Every year, the African Mining Indaba event brings together industry experts, mining corporates, government ministers and business executives under one roof for pertinent discussions on challenges and opportunities of the African mining industry.
This year’s conference was held from 6 to 9 February.
Mining Minister, Lebohang Thotanyana who led the Lesotho delegation to the annual event said the conference had opened many doors for investment.
“The biggest highlight has been the turnout this year, the number of the investors, the mines and governments that we see and meet as colleagues around this convention centre,” Mr Thotanyana said.
“It’s been quite interesting and exciting for us, the fact that we have been able to engage, talk, make new connections, new relationships which possibly will result and translate into projects in the end.”
Government is angling for not less than M5 billion in investment to support the development of the mining industry by the year 2020 and it is envisaged that this investment will increase employment in the industry to 5000 jobs from the current 3000.
The industry contributed over M1 billion in income to the government’s purse in the 2015/16 financial year, the highest it has ever done.
This will increase the number of operating diamond mines from two to six by 2020. Currently, Letšeng Diamonds and Storm Mountain Diamonds (Kao Mine) are the only commercially operating mines, while Liqhobong Mining Development Company mine is expected to come on stream anytime.
Increasing the number of operational diamond mines will also increase the total production output from approximately 340 000 carats per annum to about 1, 5 million carats per annum.

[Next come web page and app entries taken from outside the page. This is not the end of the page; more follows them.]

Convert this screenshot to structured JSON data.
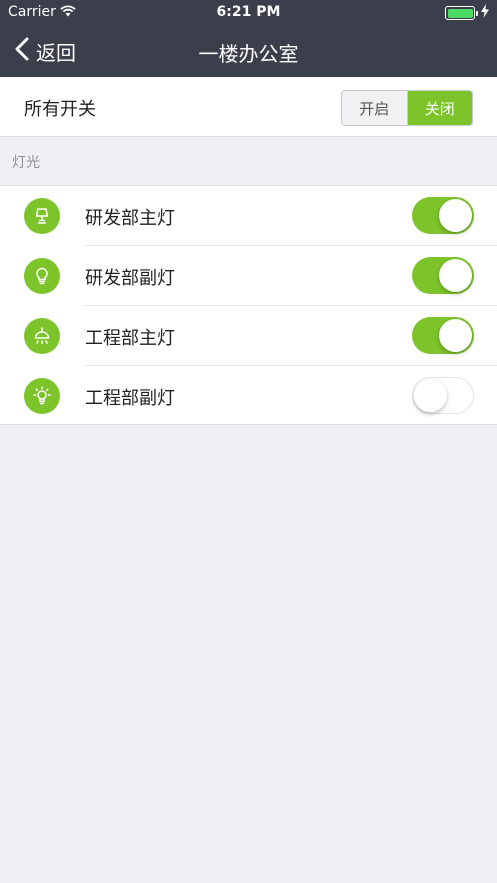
{
  "status_bar": {
    "carrier": "Carrier",
    "time": "6:21 PM"
  },
  "nav": {
    "back_label": "返回",
    "title": "一楼办公室"
  },
  "all_switch": {
    "label": "所有开关",
    "on_label": "开启",
    "off_label": "关闭",
    "selected": "关闭"
  },
  "section": {
    "title": "灯光"
  },
  "lights": [
    {
      "label": "研发部主灯",
      "icon": "desk-lamp-icon",
      "on": true
    },
    {
      "label": "研发部副灯",
      "icon": "light-bulb-icon",
      "on": true
    },
    {
      "label": "工程部主灯",
      "icon": "ceiling-lamp-icon",
      "on": true
    },
    {
      "label": "工程部副灯",
      "icon": "bright-bulb-icon",
      "on": false
    }
  ],
  "colors": {
    "accent": "#7cc42a",
    "navbar": "#3a3f4b",
    "background": "#eff0f4"
  }
}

This will in turn cement Lesotho’s position among the world’s top producers of diamonds where it is currently ranked number nine.